Tomorrow morning we head north. We will be in snow-covered winter forest lands. Cross country skiing, snowshoeing, a yoga class or two, eating. I am hoping I have enough warm clothes. I figure if it gets too cold (if I get too cold) I can wander inside and retreat with my book, magazines, computer (there is wifi but no cell service way up wherever we will be).
Yesterday morning we left our little house south of here, no precipitation in sight, the buds just beginning to appear on trees and tiny shoots emerging out of the ground. I think I am crazy…

Friday, March 4, 2011

Mummers on Parade: The Show of Shows

I don’t know how many people have ever heard of the Mummers Parade. The phenomenon is a Philadelphia institution. I had never heard of the custom before moving to the Philly area.
The Mummers tradition of welcoming the New Year hails back to ancient Egyptian, Greek and Roman traditions. Philadelphia’s Swedish settlers extended their second day of Christmas celebration to include costumes and parades on New Year’s Day. The unorganized celebrations became a focused festival by the 1870’s, and the city’s first official parade was January 1, 1901.
There are three categories of mummers: string bands, the fancy division and fancy brigades, and the comics.

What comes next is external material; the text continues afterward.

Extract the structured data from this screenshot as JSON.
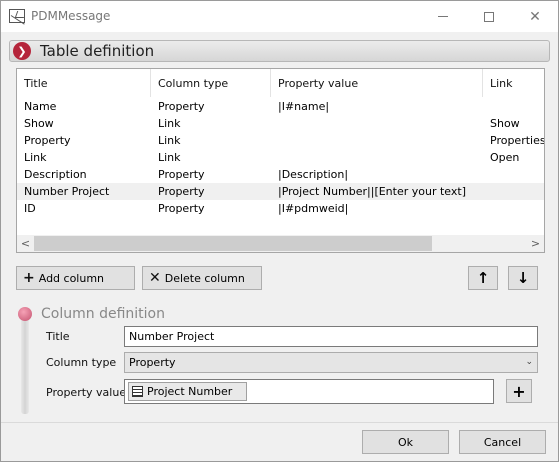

The parade goes on for hours. The idea of standing outside in the winter cold all day never appealed to me. My hub went one year and described how much fun it was. There was still no interest on my part in donning layers of clothing to witness the event. But the parade intrigued me.

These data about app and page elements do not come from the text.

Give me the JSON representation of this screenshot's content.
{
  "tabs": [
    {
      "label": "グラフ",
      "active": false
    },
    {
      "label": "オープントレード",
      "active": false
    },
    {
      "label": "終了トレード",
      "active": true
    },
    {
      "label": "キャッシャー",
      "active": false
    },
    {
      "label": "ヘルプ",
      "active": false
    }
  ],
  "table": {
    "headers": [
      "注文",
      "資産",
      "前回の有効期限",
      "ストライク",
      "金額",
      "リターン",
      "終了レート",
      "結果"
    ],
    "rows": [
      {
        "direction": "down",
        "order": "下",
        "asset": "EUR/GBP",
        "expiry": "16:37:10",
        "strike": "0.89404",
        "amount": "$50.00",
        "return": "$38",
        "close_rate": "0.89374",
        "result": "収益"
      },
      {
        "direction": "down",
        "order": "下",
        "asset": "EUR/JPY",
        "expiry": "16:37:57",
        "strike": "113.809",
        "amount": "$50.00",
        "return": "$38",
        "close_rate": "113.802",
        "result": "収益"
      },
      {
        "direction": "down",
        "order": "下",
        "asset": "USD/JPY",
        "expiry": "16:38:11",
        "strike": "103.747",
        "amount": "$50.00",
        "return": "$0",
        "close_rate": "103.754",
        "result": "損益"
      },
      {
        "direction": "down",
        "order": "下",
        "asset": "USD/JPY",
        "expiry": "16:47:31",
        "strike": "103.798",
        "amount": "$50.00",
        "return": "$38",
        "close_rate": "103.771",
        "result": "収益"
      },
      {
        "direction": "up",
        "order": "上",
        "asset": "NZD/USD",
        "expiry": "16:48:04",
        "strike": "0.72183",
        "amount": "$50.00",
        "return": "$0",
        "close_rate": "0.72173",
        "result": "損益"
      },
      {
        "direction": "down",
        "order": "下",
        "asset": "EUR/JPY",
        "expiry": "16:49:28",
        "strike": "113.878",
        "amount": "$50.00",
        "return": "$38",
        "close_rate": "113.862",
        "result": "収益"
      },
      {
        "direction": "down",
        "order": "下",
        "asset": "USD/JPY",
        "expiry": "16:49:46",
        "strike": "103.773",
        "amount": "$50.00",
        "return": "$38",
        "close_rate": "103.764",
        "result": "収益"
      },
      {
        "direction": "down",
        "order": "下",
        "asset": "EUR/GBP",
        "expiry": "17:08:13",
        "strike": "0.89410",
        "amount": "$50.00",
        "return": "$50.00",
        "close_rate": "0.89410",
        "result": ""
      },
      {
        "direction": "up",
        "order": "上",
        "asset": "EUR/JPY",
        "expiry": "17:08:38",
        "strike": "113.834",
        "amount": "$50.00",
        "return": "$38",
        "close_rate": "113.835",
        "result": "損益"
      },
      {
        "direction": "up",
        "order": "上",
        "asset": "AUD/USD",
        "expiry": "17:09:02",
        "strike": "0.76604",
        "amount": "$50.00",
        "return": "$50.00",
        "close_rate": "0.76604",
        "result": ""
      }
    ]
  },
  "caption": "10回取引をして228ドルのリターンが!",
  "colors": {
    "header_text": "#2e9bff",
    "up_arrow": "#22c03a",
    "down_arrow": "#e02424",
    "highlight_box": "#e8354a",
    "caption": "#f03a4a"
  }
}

On a cold Sunday afternoon hub and I ventured over to the Atlantic City Boardwalk Hall to see 16 string bands strut their stuff. It was a relaxing, laid back way to spend three hours. We sat in comfortable seats where we could see the bands clearly. We wore comfy clothes. There were even cup holders on the back of the seats in front of us so we could enjoy our drinks. The arena holds about 12,000. There were probably about 3,000 people at the show. I didn’t even have to wait in line at the ladies room.
These are not professional performers. Band members have conventional lives and jobs. The performances ranged from ones similar to those experienced at our kids’ junior high events to professional-level acts. All of the bands had elaborate costumes that sparkled and must have cost a lot of money. The costumes were the most professional part of the performances.
There was a lot of music and simple choreography. Professional groups not only have a lot of time to practice and perfect their performance, they are hand-picked. The Mummers are volunteers and amateurs who love what they are doing. Professional groups look synchronized in size and appearance. The Mummers were male and female and different sizes, shapes and ages. They were regular people. It was fun to watch, and I am sure the performers have great fun practicing and performing.
Each band had a theme. Some of the ones I remember were a Cuban theme, German beer fest, Ukrainian theme, 1920s speakeasy, pirates, showboat, cowboys, and a carnival theme. The carnival won the best of show at the 2011 New Year’s Parade.
I am glad we stayed through the intermission and saw the last performances. The organizers saved the best for last. The final four bands were the highest rated, winning-est bands in 2011 and previous years.
I guess this is one event I can cross off my bucket list. The Mummers Parade indoor performance, although featuring only a small part of the entire Parade entourage, was enjoyable entertainment. It would be a great place to take the kids or grandkids – the kind of activity hard to find sometimes. Reasonably priced entertainment where kids can sit, stand, talk, walk, view and generally be just kids. Adults have a good time too.